Bronson

Bronson

2009, R, 92 min. Directed by Nicolas Winding Refn. Starring Tom Hardy, Matt King, Amanda Burton, Hugh Ross.

REVIEWED By Kimberley Jones, Fri., Nov. 13, 2009

Forget career criminals: Charlie Bronson is a career prisoner. Born Michael Peterson in a British suburb in 1952, he first went to prison at the age of 22 for burglarizing a post office. He stole £26.18 and received seven years for the crime, but that sentence was quickly extended as Peterson’s infractions inside began to pile up: insubordination, violence, blackmail, and multiple hostage situations. As his reputation grew, he took on the moniker Charles Bronson (the film refers to it as his “fighting name”). He’s now spent more than three decades in jail, with the majority of those years in solitary confinement, and has become a tabloid sensation as the so-called “most violent prisoner in Britain.” A figure this luridly fascinating, a personality this ludicrously outsized, warrants something more than your typical biopic, and Danish filmmaker Refn (the Pusher trilogy) smartly cuts together something just as raging and exhibitionist as its namesake. Bronson is a spectacle, and at its center is the bloody spectacular Hardy (RocknRolla), scarily bulked-up and sporting the curling mustache of a circus strongman. Refn first shoots him in solitary confinement, naked and bathed in a red light that obscures exactly which bodily excretion – blood? feces? – he’s wearing like war paint. Hardy paws the floor like a bull, readying for battle – in this case, with the armed guards about to storm his cage. It’s a kicky opening salvo, but we’ll soon see the same scene, or its endless variations, again: Bronson, fists ever balled, deliciously anticipating the fight, and then another slo-mo bare-knuckle brawl, set to a rousing soundtrack that ranges from Verdi and Wagner to blood-pressure-rising electronic beats from Glass Candy and the Pet Shop Boys. (Refn has a knack for lighting on inspired musical selections: He sets an assassination attempt, filmed from behind a curtain with all the formalist beauty of a Godfather kill, to an incongruous-seeming easy-listening song, all zippy Fifties strings and horse clomps.) Still, a sameness starts to settle over the picture, despite Refn and co-writer Brock Norman Brock’s enlivening framing device, in which Bronson, ever the showman, orates to an imaginary audience. Despite the occasional breaks in routine – brief jail respites, a new girl in his life – Bronson’s life, both inner and outer, is something of a dramatic flatline. Late in the film, in one of his many standoffs with prison authorities, Bronson is asked his terms. “What do you want?” wonders his hostage. Genuinely stumped, Bronson replies, “What have you got?” Bronson’s first instinct is to fight, to capture, to win. He never makes it to phase two of planning, just as Refn’s artful and energetic film never goes further than face value.

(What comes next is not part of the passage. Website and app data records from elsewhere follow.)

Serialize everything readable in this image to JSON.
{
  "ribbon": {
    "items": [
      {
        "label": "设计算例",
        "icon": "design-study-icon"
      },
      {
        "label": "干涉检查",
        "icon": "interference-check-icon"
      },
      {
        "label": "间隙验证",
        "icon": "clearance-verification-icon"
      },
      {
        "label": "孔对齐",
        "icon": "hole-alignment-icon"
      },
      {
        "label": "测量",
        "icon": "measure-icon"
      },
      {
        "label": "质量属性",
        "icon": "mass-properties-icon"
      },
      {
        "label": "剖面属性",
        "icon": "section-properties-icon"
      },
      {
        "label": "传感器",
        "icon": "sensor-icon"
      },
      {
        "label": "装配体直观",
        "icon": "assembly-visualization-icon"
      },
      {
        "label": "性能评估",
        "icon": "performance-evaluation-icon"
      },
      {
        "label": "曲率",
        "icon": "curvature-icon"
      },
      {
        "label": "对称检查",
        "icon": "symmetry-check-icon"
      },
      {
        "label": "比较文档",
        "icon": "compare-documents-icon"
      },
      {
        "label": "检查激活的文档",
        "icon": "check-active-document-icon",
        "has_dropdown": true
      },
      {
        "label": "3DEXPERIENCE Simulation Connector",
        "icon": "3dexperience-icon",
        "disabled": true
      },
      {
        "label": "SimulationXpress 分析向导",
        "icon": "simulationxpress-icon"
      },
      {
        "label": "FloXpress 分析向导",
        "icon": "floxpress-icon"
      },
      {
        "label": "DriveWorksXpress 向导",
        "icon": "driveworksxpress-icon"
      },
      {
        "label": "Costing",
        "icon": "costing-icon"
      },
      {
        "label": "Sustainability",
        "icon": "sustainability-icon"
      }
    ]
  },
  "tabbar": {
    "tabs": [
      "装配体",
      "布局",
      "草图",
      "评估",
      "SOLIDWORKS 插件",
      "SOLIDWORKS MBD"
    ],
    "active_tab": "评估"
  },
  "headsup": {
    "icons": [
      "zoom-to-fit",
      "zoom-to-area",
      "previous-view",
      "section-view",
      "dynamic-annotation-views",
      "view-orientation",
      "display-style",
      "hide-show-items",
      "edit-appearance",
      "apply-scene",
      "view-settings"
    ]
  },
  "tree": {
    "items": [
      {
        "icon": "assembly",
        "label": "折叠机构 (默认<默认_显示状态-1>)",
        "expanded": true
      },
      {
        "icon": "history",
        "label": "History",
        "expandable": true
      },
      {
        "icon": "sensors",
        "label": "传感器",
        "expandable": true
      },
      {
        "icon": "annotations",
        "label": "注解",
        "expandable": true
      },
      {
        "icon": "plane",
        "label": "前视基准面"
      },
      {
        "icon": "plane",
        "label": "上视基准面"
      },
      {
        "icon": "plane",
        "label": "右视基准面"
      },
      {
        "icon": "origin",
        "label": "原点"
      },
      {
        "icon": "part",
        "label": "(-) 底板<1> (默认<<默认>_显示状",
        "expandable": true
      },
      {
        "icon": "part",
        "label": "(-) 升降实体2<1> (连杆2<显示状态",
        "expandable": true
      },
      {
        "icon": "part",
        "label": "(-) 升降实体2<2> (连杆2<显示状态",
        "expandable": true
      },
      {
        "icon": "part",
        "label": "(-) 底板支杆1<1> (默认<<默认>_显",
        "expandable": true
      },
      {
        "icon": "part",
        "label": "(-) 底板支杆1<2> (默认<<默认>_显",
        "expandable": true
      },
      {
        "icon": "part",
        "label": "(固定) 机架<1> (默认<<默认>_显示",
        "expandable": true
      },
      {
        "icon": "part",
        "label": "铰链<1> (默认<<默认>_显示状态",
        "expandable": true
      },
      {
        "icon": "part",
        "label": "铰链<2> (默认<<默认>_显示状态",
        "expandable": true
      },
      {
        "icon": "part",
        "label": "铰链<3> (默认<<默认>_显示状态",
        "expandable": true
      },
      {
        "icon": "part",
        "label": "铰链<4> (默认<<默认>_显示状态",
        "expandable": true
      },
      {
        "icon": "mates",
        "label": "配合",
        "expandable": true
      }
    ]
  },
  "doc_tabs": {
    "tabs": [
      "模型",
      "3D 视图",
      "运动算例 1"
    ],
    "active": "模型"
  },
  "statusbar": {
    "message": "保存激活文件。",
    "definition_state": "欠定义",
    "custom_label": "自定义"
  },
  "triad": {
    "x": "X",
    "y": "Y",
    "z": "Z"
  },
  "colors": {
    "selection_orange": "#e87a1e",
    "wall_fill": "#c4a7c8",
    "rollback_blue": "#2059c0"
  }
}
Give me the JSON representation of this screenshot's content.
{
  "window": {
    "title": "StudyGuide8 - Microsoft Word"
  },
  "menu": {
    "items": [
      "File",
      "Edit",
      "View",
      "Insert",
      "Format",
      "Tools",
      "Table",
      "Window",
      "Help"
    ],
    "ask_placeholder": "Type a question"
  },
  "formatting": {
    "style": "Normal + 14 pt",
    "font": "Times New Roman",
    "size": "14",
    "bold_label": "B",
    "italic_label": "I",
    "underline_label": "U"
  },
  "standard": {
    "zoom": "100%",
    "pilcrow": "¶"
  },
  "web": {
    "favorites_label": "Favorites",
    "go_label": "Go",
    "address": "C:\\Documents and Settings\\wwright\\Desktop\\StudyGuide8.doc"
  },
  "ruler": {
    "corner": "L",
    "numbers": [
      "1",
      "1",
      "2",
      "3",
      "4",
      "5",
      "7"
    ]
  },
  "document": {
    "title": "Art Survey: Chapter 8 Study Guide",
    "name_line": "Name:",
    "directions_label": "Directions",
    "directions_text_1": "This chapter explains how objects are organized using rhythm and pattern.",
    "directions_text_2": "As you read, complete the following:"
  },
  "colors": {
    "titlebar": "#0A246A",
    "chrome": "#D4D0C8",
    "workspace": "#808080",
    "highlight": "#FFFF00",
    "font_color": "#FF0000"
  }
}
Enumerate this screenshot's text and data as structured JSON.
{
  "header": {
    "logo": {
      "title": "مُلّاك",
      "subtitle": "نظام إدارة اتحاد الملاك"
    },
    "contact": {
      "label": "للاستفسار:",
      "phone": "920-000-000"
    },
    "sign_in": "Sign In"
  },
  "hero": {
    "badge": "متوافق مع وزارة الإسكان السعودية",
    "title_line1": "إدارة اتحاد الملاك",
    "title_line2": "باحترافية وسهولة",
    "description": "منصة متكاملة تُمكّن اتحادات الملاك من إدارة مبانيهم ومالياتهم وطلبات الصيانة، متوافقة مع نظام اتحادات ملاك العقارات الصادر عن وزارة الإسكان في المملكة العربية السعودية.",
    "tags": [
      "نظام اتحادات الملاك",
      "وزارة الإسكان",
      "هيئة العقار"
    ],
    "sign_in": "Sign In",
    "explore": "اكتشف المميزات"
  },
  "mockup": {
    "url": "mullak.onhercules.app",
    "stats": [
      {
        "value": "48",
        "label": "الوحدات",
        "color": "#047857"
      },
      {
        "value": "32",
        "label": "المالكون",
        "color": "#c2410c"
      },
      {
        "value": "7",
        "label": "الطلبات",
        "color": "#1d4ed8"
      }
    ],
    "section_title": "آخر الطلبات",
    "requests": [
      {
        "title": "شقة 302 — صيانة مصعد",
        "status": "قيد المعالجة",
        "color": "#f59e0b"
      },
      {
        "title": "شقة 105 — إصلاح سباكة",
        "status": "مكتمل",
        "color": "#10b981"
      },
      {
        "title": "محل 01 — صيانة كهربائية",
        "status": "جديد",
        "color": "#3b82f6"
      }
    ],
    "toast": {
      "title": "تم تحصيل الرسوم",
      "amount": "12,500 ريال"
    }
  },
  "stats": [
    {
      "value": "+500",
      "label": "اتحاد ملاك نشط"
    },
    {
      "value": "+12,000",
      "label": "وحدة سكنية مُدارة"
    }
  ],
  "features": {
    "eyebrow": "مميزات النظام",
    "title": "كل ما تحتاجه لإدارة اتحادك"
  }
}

A note to readers: Bold and uncensored, The Austin Chronicle has been Austin’s independent news source for almost 40 years, expressing the community’s political and environmental concerns and supporting its active cultural scene. Now more than ever, we need your support to continue supplying Austin with independent, free press. If real news is important to you, please consider making a donation of $5, $10 or whatever you can afford, to help keep our journalism on stands.

Support the Chronicle  

READ MORE
More Nicolas Winding Refn
The Art of Shock and Horror
The Art of Shock and Horror
Nicolas Winding Refn on his new book of classic film exploitation posters

Richard Whittaker, Sept. 25, 2015

More Nicolas Winding Refn
Summoning <i>The Neon Demon</i>
Summoning The Neon Demon
Nicolas Winding Refn, Cliff Martinez on horror and fashion

Richard Whittaker, June 24, 2016

More Nicolas Winding Refn Films
The Neon Demon
Cinema's bad boy, Nicolas Winding Refn, strikes again

Josh Kupecki, June 24, 2016

Only God Forgives
Drive's Nicolas Winding Refn reunites again with Ryan Gosling and adds Kristin Scott Thomas to the mix for this descent into heartlessness.

Marjorie Baumgarten, July 19, 2013

More by Kimberley Jones
We Have an Issue: Another Day of Gun Violence in America
We Have an Issue: Another Day of Gun Violence in America
Do gun owners honestly think we don’t have a problem here?

April 23, 2021

We Broke Up
Awkward anti-rom-com can't work out what kind of funny to be

April 23, 2021

KEYWORDS FOR THIS FILM

Bronson, Nicolas Winding Refn, Tom Hardy, Matt King, Amanda Burton, Hugh Ross

MORE IN THE ARCHIVES
NEWSLETTERS
One click gets you all the newsletters listed below

Breaking news, arts coverage, and daily events

Can't keep up with happenings around town? We can help.

Austin's queerest news and events

New recipes and food news delivered Mondays

Eric Goodman's Austin FC column, other soccer news

Information is power. Support the free press, so we can support Austin.   Support the Chronicle